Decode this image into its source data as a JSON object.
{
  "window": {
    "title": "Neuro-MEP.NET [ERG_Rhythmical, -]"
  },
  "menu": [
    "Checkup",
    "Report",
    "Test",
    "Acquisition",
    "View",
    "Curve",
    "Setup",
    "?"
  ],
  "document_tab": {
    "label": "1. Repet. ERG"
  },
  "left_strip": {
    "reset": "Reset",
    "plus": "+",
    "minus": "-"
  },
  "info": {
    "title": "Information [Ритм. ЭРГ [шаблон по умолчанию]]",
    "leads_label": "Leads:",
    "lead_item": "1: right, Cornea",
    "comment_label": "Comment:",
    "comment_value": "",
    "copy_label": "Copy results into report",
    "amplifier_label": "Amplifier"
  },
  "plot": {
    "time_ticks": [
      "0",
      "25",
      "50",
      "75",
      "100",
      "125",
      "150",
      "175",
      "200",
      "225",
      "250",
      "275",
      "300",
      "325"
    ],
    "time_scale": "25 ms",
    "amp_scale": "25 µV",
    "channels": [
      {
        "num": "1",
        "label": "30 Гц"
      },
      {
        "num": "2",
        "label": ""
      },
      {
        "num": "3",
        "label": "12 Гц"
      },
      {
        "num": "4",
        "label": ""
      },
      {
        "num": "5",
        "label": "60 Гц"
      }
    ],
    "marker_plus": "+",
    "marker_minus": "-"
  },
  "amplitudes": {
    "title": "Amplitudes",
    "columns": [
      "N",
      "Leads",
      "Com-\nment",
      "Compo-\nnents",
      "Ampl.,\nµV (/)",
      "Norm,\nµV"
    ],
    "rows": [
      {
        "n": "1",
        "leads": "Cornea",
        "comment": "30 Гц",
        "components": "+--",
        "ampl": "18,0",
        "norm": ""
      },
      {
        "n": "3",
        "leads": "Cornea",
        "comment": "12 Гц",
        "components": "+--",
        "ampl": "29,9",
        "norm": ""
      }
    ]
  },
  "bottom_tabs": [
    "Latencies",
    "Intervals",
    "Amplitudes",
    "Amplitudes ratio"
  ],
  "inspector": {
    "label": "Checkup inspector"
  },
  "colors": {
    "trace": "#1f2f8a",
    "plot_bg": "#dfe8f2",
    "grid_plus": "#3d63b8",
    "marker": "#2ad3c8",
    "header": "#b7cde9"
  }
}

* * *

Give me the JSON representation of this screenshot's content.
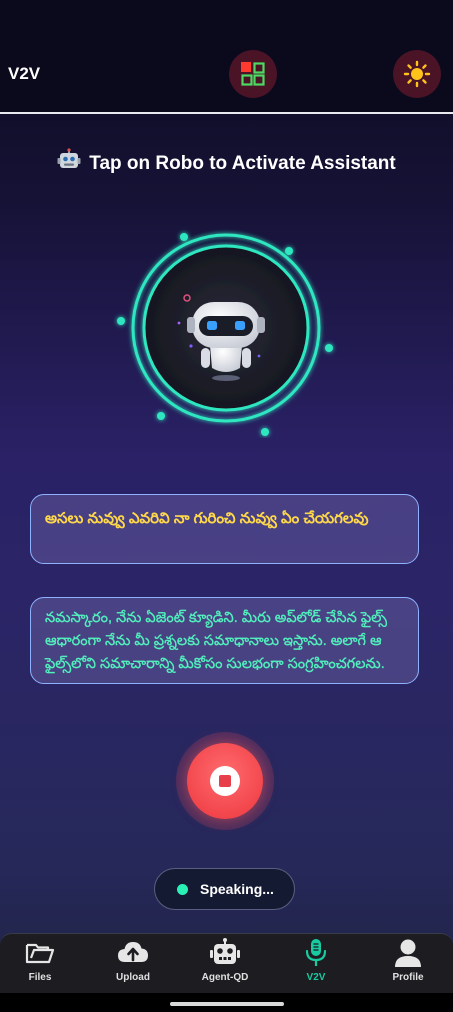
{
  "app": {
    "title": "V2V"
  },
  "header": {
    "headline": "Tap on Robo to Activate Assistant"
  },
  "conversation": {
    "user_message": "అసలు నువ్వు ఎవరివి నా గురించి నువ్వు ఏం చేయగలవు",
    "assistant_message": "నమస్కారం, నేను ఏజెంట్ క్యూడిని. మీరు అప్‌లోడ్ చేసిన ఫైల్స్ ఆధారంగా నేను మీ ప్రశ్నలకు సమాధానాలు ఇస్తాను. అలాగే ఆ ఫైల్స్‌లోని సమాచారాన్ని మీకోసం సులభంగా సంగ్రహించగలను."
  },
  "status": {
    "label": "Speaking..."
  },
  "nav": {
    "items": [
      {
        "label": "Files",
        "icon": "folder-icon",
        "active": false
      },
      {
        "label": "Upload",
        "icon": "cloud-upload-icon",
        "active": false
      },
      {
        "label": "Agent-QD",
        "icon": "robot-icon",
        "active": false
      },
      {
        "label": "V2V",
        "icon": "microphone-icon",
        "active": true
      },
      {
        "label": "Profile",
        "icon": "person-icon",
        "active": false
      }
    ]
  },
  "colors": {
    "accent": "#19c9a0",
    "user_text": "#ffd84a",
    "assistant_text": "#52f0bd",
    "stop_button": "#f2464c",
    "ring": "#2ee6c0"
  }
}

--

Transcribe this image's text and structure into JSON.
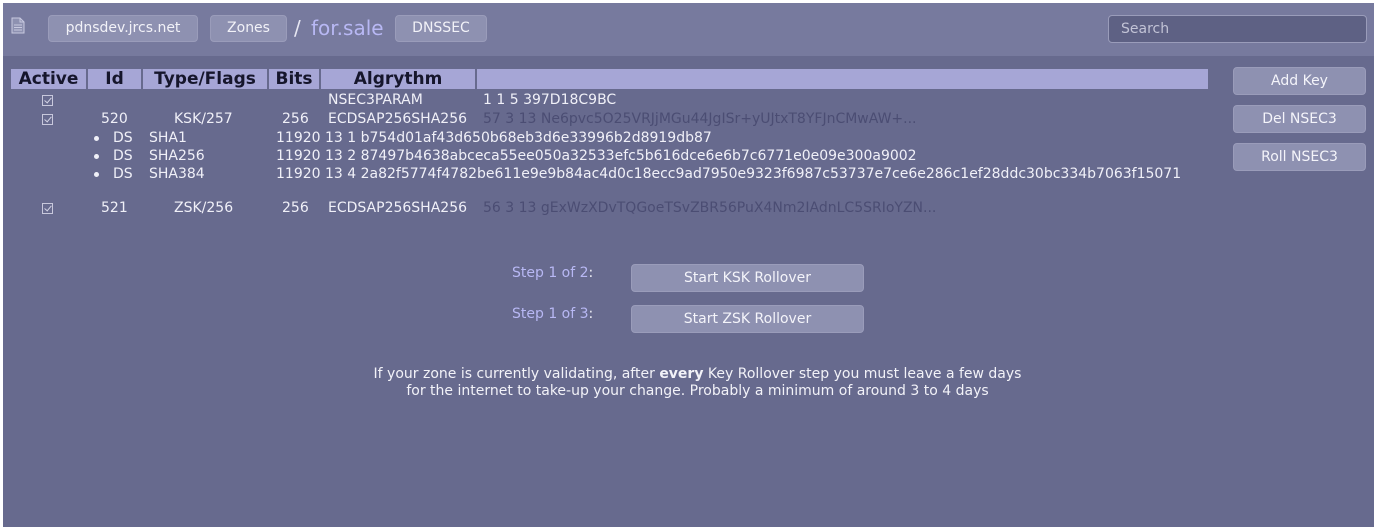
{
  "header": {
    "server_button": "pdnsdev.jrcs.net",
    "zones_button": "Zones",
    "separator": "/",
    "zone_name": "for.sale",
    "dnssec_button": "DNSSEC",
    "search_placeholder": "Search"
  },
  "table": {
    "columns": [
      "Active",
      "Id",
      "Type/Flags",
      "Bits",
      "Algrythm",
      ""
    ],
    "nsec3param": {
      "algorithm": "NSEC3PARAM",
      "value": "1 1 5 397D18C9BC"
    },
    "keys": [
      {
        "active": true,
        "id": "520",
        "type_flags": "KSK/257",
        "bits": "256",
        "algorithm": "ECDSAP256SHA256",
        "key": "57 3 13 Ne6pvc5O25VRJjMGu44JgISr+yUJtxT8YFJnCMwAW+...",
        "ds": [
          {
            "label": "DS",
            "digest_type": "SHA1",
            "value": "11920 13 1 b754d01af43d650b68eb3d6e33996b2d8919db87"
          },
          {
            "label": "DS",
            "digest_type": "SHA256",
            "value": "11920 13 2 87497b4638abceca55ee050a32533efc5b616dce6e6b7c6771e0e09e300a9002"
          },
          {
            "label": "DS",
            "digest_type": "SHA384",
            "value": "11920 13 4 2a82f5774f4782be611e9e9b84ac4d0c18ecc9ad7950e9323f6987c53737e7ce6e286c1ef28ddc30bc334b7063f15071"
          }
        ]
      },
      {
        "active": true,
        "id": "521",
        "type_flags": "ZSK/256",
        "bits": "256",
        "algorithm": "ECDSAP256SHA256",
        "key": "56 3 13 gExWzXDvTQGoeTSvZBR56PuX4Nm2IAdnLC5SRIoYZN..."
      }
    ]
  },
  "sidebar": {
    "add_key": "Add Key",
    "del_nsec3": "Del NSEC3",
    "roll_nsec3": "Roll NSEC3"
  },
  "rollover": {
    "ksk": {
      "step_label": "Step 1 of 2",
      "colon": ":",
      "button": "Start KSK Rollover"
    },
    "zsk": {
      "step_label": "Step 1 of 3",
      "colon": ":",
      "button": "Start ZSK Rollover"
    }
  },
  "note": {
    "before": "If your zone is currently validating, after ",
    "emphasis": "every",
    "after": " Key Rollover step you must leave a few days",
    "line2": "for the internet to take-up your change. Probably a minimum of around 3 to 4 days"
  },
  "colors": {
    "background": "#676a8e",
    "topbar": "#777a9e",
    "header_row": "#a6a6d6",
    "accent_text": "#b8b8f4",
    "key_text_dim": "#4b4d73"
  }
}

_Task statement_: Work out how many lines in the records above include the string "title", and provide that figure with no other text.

_Result below_: 4